### Try it
Work through the records that follow and return each line containing the word "JSON".

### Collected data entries
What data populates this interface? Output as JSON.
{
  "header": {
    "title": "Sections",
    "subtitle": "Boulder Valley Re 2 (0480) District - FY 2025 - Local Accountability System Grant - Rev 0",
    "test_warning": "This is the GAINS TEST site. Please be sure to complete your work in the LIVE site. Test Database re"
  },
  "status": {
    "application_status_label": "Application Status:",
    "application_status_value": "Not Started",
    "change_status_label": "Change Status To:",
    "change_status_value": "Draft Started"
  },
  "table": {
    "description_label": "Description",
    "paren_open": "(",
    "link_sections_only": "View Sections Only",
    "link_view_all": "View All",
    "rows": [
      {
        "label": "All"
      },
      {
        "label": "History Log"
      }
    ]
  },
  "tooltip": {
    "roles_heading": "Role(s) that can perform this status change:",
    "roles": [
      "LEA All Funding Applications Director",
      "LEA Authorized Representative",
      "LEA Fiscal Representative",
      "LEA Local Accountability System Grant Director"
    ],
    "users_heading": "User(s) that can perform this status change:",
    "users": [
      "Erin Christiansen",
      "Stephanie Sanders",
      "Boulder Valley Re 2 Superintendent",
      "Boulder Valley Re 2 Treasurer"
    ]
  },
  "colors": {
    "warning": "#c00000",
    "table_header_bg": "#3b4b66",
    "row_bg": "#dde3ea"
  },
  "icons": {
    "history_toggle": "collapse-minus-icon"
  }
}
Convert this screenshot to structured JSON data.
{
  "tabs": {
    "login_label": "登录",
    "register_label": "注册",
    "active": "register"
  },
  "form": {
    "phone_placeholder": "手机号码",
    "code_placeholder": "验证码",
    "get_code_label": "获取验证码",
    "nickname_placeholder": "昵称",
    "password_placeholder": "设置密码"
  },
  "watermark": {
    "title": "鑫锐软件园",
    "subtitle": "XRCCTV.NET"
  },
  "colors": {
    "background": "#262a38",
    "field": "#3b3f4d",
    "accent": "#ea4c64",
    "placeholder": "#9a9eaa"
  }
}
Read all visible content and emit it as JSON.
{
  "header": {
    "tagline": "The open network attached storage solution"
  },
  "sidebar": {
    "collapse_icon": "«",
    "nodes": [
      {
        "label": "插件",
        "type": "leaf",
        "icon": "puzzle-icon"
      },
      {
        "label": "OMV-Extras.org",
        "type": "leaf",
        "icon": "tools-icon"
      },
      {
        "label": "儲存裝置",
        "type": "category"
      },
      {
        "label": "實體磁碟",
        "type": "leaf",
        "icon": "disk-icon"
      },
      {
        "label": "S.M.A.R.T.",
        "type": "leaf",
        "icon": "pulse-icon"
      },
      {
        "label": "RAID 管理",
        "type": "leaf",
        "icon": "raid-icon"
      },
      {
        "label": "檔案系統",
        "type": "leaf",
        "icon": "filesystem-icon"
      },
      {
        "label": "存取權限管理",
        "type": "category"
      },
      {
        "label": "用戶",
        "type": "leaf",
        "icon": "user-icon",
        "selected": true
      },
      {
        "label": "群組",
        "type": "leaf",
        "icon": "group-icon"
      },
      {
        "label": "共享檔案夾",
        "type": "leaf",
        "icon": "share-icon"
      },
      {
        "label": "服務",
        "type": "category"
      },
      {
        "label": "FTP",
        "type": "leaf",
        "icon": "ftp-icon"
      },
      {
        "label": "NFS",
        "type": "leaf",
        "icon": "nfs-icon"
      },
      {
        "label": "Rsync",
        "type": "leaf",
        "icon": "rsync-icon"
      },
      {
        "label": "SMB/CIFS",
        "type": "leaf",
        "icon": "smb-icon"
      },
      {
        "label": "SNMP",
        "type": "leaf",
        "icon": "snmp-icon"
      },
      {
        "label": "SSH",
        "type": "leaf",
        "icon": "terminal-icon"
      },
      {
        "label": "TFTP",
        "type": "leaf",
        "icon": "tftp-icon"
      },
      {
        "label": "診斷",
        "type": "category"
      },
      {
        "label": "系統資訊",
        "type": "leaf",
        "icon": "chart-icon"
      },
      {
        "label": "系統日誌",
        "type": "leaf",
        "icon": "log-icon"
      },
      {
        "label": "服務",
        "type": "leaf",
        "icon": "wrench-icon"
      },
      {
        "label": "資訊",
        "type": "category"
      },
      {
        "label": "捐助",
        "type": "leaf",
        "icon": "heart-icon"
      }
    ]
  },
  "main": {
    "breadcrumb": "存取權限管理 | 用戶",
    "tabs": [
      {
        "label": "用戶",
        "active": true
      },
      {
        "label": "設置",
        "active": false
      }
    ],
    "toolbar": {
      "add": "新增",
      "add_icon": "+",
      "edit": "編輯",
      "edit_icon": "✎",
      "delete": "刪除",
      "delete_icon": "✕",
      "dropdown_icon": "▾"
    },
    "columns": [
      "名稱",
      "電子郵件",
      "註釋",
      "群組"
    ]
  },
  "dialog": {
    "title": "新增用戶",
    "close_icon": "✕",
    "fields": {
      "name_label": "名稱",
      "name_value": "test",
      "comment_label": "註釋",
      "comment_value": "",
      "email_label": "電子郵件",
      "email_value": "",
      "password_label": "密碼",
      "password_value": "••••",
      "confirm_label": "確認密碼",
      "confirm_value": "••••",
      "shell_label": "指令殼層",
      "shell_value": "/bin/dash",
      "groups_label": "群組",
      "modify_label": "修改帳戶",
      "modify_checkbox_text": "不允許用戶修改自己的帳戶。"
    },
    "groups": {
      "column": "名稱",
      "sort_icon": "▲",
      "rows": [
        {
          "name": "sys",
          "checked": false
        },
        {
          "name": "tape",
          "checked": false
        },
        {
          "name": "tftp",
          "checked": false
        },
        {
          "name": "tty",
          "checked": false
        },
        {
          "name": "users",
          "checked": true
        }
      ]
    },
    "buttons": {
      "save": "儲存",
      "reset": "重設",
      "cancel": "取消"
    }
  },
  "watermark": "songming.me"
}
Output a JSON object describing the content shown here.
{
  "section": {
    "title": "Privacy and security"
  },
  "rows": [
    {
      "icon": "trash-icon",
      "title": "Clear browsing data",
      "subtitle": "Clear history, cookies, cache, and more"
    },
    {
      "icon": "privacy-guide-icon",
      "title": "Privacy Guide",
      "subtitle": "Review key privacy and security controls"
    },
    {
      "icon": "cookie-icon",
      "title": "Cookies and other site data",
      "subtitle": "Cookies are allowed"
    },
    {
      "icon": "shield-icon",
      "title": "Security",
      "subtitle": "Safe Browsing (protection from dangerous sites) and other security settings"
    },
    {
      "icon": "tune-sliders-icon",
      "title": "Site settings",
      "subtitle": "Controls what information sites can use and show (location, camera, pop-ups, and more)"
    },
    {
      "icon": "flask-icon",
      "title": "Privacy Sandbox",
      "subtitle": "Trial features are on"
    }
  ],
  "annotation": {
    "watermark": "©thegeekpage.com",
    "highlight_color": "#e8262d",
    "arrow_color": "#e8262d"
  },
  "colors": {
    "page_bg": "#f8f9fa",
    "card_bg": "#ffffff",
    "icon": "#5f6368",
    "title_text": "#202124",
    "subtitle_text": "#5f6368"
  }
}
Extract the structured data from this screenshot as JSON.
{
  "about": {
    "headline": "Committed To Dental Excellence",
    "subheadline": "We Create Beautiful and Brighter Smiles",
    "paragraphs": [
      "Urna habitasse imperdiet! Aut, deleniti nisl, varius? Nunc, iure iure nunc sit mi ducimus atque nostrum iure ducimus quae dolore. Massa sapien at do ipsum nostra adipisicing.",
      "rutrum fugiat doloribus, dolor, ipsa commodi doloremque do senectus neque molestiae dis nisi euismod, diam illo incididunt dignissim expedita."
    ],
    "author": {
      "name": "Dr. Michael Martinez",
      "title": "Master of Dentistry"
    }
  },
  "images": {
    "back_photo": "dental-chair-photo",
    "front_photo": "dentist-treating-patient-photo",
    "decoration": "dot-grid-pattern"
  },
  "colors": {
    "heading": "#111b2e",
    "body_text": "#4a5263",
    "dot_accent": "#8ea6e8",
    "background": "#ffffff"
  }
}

### Result for this task
What data populates this interface? Output as JSON.
Convert this screenshot to structured JSON data.
Read all visible content and emit it as JSON.
Output a JSON object describing the content shown here.
Extract the structured data from this screenshot as JSON.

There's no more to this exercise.